Joy of Suffering
C.S. Lewis wrote that insightful book about pain, The Problem of Pain
, which had a significant impression on me, as it has for so many. I've read that book more than once. Though it's been a while, I'm sure some of the thoughts I now share about pain echo those of Lewis. This article has to do with how the LORD might use suffering, emotional and even physical, to bring in the lost and purify the believer.
I think most accept the idea, if merely as a platitude, that pain can work toward improvement. "No pain, no gain," is the popular saying. But to ponder the process, to see it at work to the point that we realize there is no other way, that is something else.
In The Problem of Pain
, Lewis addresses the juxtaposition of hurting world and loving God - "Why is there pain?" Recently I have been pondering more the question of the need for suffering. For example, a believer is dying of cancer, suffering. The family is gathered around. The ill person doesn't want to suffer. Those gathered around don't want him or her to suffer. But the person does suffer; sometimes for days, weeks months before dying. What is the purpose of suffering?
Of course, a lot of people nowadays, who prefer not to be burdened with this riddle of suffering, advocate for mercy killing. I'm afraid mercy killing, in spite of the altruistic rationale, will in the long run rob us of at least one sobering and spiritually deepening essential of our humanness - empathy, the ability to share another's suffering. Almost fifty years ago, I attended a weekly Christian gathering in the city. It was at the height of the Jesus People movement in the late 60's. In the gathering was a wonderful young man, inspired and inspiring, a poet and artist, much loved, badly crippled by cerebral palsy. On occasions this young man was submitted, by those who dearly loved him, to often quite drawn out, highly emotional, passionate attempts to get him healed. In the past ten years I have seen this man, still wonderful, still writing poetry and doing art, still very much loved and in love with Christ, still severely crippled.
What this man has in common with the person slowly dying of cancer and with the many suffering horrors around the world, is a host of witnesses. These witnesses may respond in a number ways. They may be materialists: turn a blind eye; just focus on themselves and their own comfort and wish those suffering to suffer quietly. They may be activists: get angry or indignant and find someone to blame - God, themselves, doctors or those who oppose "mercy killing." They may be pragmatists or realists: just find a way to get everyone through it with help from friends, family, pet. Be glad it wasn't me this time, and hope I never suffer that much.

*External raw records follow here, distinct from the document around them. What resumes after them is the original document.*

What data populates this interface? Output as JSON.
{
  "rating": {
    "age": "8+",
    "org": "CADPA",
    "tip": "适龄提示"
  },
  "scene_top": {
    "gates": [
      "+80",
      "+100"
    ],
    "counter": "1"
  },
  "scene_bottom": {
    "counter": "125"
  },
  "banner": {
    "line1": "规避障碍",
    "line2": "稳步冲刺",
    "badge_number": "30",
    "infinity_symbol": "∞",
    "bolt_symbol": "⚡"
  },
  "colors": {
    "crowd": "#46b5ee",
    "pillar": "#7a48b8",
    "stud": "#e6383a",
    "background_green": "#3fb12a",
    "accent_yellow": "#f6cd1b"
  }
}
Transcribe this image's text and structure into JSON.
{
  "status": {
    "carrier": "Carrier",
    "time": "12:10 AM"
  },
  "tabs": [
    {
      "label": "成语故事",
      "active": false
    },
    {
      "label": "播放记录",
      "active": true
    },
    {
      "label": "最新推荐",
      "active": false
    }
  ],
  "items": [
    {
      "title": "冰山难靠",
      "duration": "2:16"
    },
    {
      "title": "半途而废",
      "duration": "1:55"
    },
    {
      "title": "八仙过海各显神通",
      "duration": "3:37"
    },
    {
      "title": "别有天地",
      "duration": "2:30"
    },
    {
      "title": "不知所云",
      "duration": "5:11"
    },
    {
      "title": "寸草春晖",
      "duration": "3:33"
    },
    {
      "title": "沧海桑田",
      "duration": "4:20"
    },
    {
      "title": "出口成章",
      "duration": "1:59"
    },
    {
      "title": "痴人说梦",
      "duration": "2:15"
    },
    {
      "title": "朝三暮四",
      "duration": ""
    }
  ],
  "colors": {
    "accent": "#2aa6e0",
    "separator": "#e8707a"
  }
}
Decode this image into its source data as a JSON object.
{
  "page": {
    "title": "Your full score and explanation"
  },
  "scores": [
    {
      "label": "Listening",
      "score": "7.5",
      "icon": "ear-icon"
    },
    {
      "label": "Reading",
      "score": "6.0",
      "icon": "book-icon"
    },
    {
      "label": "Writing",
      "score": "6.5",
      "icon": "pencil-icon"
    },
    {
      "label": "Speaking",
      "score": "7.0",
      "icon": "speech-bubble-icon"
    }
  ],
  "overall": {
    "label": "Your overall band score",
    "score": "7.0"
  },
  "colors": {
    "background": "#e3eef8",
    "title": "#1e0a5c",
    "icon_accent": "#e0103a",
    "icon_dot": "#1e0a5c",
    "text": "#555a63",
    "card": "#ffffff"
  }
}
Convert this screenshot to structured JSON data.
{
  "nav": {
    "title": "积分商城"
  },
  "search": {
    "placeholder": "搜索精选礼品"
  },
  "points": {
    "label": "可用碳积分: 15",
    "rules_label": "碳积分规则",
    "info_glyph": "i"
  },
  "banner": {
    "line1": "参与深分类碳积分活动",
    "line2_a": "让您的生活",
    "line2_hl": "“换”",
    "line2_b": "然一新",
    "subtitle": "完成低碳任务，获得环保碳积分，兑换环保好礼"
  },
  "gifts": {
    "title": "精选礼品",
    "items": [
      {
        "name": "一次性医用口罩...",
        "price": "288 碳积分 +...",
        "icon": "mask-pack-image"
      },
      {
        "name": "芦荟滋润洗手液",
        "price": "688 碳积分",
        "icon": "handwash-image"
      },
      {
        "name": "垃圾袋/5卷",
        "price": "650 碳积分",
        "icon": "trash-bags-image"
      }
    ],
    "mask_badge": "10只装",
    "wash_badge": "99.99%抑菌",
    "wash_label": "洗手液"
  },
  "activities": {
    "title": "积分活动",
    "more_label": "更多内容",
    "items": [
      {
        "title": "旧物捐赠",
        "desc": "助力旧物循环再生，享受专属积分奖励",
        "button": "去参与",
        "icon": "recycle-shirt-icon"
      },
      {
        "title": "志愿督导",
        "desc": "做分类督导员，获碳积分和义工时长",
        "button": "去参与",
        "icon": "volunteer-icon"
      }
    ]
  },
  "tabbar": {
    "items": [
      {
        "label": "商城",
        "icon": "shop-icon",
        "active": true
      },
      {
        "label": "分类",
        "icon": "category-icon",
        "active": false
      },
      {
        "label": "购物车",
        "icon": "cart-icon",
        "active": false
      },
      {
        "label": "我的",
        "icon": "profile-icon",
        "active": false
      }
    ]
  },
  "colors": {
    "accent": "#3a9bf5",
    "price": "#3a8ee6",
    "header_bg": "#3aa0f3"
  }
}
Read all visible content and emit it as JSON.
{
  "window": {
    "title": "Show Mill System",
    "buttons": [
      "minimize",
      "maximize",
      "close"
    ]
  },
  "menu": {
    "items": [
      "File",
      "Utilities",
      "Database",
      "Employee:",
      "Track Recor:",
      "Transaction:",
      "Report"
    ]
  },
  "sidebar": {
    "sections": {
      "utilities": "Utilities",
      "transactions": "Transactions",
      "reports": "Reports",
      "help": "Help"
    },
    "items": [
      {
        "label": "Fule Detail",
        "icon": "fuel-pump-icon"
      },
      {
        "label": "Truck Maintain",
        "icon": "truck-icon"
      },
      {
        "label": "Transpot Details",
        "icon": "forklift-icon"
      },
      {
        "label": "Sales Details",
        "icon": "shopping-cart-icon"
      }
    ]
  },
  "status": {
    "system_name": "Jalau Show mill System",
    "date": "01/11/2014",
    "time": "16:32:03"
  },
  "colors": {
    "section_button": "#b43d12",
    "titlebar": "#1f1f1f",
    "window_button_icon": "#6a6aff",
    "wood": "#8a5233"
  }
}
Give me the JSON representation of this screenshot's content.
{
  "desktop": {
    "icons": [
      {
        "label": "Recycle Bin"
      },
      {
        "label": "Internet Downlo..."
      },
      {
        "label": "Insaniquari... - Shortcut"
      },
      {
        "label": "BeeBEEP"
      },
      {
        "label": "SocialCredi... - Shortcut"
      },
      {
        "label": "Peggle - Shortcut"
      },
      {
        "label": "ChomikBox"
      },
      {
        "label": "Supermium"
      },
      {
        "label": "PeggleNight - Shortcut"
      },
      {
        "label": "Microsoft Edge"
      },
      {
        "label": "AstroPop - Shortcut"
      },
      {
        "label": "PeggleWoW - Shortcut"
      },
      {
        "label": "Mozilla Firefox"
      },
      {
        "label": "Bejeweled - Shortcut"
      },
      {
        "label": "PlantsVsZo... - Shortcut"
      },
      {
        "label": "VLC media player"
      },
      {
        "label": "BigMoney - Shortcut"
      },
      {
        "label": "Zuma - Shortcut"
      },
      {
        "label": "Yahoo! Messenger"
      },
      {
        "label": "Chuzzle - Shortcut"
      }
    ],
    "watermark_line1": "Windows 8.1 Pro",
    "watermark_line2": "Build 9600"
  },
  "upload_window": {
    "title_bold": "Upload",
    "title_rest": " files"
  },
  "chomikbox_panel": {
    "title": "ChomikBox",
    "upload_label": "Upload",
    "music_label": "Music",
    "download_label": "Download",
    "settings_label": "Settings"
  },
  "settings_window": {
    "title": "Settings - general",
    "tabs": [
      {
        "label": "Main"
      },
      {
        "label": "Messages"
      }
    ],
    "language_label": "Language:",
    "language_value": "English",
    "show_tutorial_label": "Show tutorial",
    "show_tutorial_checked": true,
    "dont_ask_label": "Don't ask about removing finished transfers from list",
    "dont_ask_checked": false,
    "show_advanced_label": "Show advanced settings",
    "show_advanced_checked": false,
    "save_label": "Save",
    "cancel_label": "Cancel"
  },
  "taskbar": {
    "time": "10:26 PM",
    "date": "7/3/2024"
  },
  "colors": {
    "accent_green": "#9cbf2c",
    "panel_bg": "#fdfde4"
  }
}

But, as with the problem of pain, those who believe in God must have an answer. It seems to me that God uses suffering to the eternal benefit of that host of witnesses. If we the witnesses allow, suffering, and perhaps most of all the suffering of those we cannot help, brings us face to face with the question of what God is up to. It has been remarkable how the church in America has grown stronger through real-time knowledge of the horrible suffering of those in the Middle East. We are learning about prayer, we are learning about faith, we are learning about sacrifice. Christianity is becoming personally and culturally relevant again. The church is getting well.
Paul wrote to the Corinthians, "For, I think, God has exhibited us apostles last of all, as men condemned to death; because we have become a spectacle to the world, both to angels and to men. We are fools for Christ’s sake, but you are prudent in Christ; we are weak, but you are strong; you are distinguished..." (1Cor 4:9-10).
And further on: "For we who live are constantly being delivered over to death for Jesus' sake, so that the life of Jesus also may be manifested in our mortal flesh. So death works in us, but life in you." (2Cor 4:11-12).
I have personally seen individuals suffer in this way, for the sake of those looking on passively or with hardened hearts, who have strolled off into the shadows, in order that God might get their attention and bring them back into the light.
God does in a way create the darkness, simply by His not being there. When we wander off He withdraws Himself in order that we will wake up and search for Him. The pain of another's suffering is often part of that darkness. This is because God alone knows what it will be like for those who chose to part from Him. And He is not willing that any should endure that. So He is willing that He and His loved ones suffer here in order that those in the shadows will come back and not suffer later on. And, as with Paul, those who really know the love of God are willing to do this. They are willing to suffer, if need be, for the return of those who have wandered off.
The great concern for the suffering, dying Christian is the welfare and eternal salvation of those looking on. And he or she is willing to go through whatever it takes to play a part in their eternal joy.
COPYRIGHT©DANIEL PRYOR 2016